Print the whole listing exactly.
= Beginning of Section =
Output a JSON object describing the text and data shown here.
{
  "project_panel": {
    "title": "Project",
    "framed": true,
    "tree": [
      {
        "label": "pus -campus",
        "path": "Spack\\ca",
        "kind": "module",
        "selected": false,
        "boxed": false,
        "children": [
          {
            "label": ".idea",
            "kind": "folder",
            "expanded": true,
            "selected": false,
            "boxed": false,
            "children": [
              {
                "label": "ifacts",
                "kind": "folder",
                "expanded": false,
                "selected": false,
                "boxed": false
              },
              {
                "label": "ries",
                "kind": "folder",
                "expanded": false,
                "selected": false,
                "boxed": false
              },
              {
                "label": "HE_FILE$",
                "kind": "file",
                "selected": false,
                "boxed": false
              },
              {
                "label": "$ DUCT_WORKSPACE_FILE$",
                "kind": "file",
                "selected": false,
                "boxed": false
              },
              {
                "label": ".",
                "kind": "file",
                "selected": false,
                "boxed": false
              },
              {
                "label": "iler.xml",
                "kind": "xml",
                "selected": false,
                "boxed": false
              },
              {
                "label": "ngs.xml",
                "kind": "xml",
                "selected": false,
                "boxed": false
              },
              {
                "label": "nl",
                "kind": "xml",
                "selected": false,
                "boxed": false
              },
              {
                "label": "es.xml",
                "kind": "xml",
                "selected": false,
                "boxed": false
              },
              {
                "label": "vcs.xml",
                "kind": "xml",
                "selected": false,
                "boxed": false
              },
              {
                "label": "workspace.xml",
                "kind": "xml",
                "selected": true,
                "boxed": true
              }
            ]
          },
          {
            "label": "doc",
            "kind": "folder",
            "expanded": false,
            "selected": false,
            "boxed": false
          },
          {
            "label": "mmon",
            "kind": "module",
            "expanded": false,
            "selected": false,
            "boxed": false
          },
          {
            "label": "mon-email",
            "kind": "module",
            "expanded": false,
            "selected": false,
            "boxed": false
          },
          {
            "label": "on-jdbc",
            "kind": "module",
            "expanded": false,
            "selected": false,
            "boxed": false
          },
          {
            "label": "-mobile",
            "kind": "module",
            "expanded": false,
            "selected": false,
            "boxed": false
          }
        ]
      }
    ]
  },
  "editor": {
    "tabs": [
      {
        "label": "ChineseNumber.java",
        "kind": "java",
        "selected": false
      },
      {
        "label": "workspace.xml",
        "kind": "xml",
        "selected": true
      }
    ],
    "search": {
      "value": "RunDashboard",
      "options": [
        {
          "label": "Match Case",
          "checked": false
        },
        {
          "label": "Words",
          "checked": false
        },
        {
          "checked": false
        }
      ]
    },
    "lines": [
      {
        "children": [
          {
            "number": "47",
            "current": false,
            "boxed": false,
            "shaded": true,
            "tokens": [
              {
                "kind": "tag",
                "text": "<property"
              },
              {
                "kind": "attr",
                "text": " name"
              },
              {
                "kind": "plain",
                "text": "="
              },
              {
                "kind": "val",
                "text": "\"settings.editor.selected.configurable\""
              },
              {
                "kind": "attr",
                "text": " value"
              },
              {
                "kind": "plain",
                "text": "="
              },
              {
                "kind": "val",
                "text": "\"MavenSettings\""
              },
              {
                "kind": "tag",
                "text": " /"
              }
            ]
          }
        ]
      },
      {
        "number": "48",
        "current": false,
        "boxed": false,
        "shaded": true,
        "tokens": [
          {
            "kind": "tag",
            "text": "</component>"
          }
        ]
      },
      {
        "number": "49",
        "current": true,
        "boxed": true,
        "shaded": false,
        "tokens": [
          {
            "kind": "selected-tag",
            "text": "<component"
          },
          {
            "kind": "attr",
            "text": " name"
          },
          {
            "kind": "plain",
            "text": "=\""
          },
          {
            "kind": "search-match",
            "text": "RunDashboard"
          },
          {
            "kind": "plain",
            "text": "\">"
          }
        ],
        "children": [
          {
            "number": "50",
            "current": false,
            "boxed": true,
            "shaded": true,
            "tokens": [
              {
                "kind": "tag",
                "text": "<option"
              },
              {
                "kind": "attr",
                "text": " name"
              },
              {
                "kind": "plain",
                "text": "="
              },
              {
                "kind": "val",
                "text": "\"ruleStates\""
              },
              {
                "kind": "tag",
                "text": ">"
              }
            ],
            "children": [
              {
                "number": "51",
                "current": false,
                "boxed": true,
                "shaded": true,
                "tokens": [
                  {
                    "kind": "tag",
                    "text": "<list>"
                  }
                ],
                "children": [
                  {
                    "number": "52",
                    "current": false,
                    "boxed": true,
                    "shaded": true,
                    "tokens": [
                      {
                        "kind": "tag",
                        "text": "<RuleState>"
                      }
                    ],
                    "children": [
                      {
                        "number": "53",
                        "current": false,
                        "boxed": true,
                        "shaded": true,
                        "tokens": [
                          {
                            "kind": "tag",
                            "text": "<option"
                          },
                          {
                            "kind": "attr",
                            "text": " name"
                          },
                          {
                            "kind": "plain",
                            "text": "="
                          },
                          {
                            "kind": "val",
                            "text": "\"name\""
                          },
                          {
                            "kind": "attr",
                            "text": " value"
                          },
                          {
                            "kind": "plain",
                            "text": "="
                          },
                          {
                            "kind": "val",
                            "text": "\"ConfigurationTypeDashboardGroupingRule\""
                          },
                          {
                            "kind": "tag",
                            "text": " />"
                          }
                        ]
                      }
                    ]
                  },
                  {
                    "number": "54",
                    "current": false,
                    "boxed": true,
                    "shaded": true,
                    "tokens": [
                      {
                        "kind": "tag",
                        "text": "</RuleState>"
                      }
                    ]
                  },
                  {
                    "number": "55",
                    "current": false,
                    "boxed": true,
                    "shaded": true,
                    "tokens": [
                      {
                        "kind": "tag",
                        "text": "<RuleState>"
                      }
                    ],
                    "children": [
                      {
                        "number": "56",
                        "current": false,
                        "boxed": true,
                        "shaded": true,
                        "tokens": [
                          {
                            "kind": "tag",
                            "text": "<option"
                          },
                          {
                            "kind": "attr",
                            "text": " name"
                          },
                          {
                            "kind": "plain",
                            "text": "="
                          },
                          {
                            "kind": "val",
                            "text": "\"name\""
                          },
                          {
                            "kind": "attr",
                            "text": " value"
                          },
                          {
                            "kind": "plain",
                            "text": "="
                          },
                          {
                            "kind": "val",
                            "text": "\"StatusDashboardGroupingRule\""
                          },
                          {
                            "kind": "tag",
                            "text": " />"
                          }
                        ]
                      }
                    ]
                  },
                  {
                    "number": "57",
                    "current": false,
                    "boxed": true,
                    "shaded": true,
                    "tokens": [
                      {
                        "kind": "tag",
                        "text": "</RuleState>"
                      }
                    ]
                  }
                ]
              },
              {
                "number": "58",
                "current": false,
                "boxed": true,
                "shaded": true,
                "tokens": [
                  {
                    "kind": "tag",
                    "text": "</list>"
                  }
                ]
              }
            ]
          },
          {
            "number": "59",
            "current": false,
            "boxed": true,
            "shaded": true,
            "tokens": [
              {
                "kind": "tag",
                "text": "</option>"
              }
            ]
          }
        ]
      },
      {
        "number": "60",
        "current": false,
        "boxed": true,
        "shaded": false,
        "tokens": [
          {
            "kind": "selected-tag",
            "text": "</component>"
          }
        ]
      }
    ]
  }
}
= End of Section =
◆ Response area:
Output a JSON object describing the text and data shown here.
{
  "project_panel": {
    "title": "Project",
    "framed": true,
    "tree": [
      {
        "label": "pus -campus",
        "path": "Spack\\ca",
        "kind": "module",
        "selected": false,
        "boxed": false,
        "children": [
          {
            "label": ".idea",
            "kind": "folder",
            "expanded": true,
            "selected": false,
            "boxed": false,
            "children": [
              {
                "label": "ifacts",
                "kind": "folder",
                "expanded": false,
                "selected": false,
                "boxed": false
              },
              {
                "label": "ries",
                "kind": "folder",
                "expanded": false,
                "selected": false,
                "boxed": false
              },
              {
                "label": "HE_FILE$",
                "kind": "file",
                "selected": false,
                "boxed": false
              },
              {
                "label": "$ DUCT_WORKSPACE_FILE$",
                "kind": "file",
                "selected": false,
                "boxed": false
              },
              {
                "label": ".",
                "kind": "file",
                "selected": false,
                "boxed": false
              },
              {
                "label": "iler.xml",
                "kind": "xml",
                "selected": false,
                "boxed": false
              },
              {
                "label": "ngs.xml",
                "kind": "xml",
                "selected": false,
                "boxed": false
              },
              {
                "label": "nl",
                "kind": "xml",
                "selected": false,
                "boxed": false
              },
              {
                "label": "es.xml",
                "kind": "xml",
                "selected": false,
                "boxed": false
              },
              {
                "label": "vcs.xml",
                "kind": "xml",
                "selected": false,
                "boxed": false
              },
              {
                "label": "workspace.xml",
                "kind": "xml",
                "selected": true,
                "boxed": true
              }
            ]
          },
          {
            "label": "doc",
            "kind": "folder",
            "expanded": false,
            "selected": false,
            "boxed": false
          },
          {
            "label": "mmon",
            "kind": "module",
            "expanded": false,
            "selected": false,
            "boxed": false
          },
          {
            "label": "mon-email",
            "kind": "module",
            "expanded": false,
            "selected": false,
            "boxed": false
          },
          {
            "label": "on-jdbc",
            "kind": "module",
            "expanded": false,
            "selected": false,
            "boxed": false
          },
          {
            "label": "-mobile",
            "kind": "module",
            "expanded": false,
            "selected": false,
            "boxed": false
          }
        ]
      }
    ]
  },
  "editor": {
    "tabs": [
      {
        "label": "ChineseNumber.java",
        "kind": "java",
        "selected": false
      },
      {
        "label": "workspace.xml",
        "kind": "xml",
        "selected": true
      }
    ],
    "search": {
      "value": "RunDashboard",
      "options": [
        {
          "label": "Match Case",
          "checked": false
        },
        {
          "label": "Words",
          "checked": false
        },
        {
          "checked": false
        }
      ]
    },
    "lines": [
      {
        "children": [
          {
            "number": "47",
            "current": false,
            "boxed": false,
            "shaded": true,
            "tokens": [
              {
                "kind": "tag",
                "text": "<property"
              },
              {
                "kind": "attr",
                "text": " name"
              },
              {
                "kind": "plain",
                "text": "="
              },
              {
                "kind": "val",
                "text": "\"settings.editor.selected.configurable\""
              },
              {
                "kind": "attr",
                "text": " value"
              },
              {
                "kind": "plain",
                "text": "="
              },
              {
                "kind": "val",
                "text": "\"MavenSettings\""
              },
              {
                "kind": "tag",
                "text": " /"
              }
            ]
          }
        ]
      },
      {
        "number": "48",
        "current": false,
        "boxed": false,
        "shaded": true,
        "tokens": [
          {
            "kind": "tag",
            "text": "</component>"
          }
        ]
      },
      {
        "number": "49",
        "current": true,
        "boxed": true,
        "shaded": false,
        "tokens": [
          {
            "kind": "selected-tag",
            "text": "<component"
          },
          {
            "kind": "attr",
            "text": " name"
          },
          {
            "kind": "plain",
            "text": "=\""
          },
          {
            "kind": "search-match",
            "text": "RunDashboard"
          },
          {
            "kind": "plain",
            "text": "\">"
          }
        ],
        "children": [
          {
            "number": "50",
            "current": false,
            "boxed": true,
            "shaded": true,
            "tokens": [
              {
                "kind": "tag",
                "text": "<option"
              },
              {
                "kind": "attr",
                "text": " name"
              },
              {
                "kind": "plain",
                "text": "="
              },
              {
                "kind": "val",
                "text": "\"ruleStates\""
              },
              {
                "kind": "tag",
                "text": ">"
              }
            ],
            "children": [
              {
                "number": "51",
                "current": false,
                "boxed": true,
                "shaded": true,
                "tokens": [
                  {
                    "kind": "tag",
                    "text": "<list>"
                  }
                ],
                "children": [
                  {
                    "number": "52",
                    "current": false,
                    "boxed": true,
                    "shaded": true,
                    "tokens": [
                      {
                        "kind": "tag",
                        "text": "<RuleState>"
                      }
                    ],
                    "children": [
                      {
                        "number": "53",
                        "current": false,
                        "boxed": true,
                        "shaded": true,
                        "tokens": [
                          {
                            "kind": "tag",
                            "text": "<option"
                          },
                          {
                            "kind": "attr",
                            "text": " name"
                          },
                          {
                            "kind": "plain",
                            "text": "="
                          },
                          {
                            "kind": "val",
                            "text": "\"name\""
                          },
                          {
                            "kind": "attr",
                            "text": " value"
                          },
                          {
                            "kind": "plain",
                            "text": "="
                          },
                          {
                            "kind": "val",
                            "text": "\"ConfigurationTypeDashboardGroupingRule\""
                          },
                          {
                            "kind": "tag",
                            "text": " />"
                          }
                        ]
                      }
                    ]
                  },
                  {
                    "number": "54",
                    "current": false,
                    "boxed": true,
                    "shaded": true,
                    "tokens": [
                      {
                        "kind": "tag",
                        "text": "</RuleState>"
                      }
                    ]
                  },
                  {
                    "number": "55",
                    "current": false,
                    "boxed": true,
                    "shaded": true,
                    "tokens": [
                      {
                        "kind": "tag",
                        "text": "<RuleState>"
                      }
                    ],
                    "children": [
                      {
                        "number": "56",
                        "current": false,
                        "boxed": true,
                        "shaded": true,
                        "tokens": [
                          {
                            "kind": "tag",
                            "text": "<option"
                          },
                          {
                            "kind": "attr",
                            "text": " name"
                          },
                          {
                            "kind": "plain",
                            "text": "="
                          },
                          {
                            "kind": "val",
                            "text": "\"name\""
                          },
                          {
                            "kind": "attr",
                            "text": " value"
                          },
                          {
                            "kind": "plain",
                            "text": "="
                          },
                          {
                            "kind": "val",
                            "text": "\"StatusDashboardGroupingRule\""
                          },
                          {
                            "kind": "tag",
                            "text": " />"
                          }
                        ]
                      }
                    ]
                  },
                  {
                    "number": "57",
                    "current": false,
                    "boxed": true,
                    "shaded": true,
                    "tokens": [
                      {
                        "kind": "tag",
                        "text": "</RuleState>"
                      }
                    ]
                  }
                ]
              },
              {
                "number": "58",
                "current": false,
                "boxed": true,
                "shaded": true,
                "tokens": [
                  {
                    "kind": "tag",
                    "text": "</list>"
                  }
                ]
              }
            ]
          },
          {
            "number": "59",
            "current": false,
            "boxed": true,
            "shaded": true,
            "tokens": [
              {
                "kind": "tag",
                "text": "</option>"
              }
            ]
          }
        ]
      },
      {
        "number": "60",
        "current": false,
        "boxed": true,
        "shaded": false,
        "tokens": [
          {
            "kind": "selected-tag",
            "text": "</component>"
          }
        ]
      }
    ]
  }
}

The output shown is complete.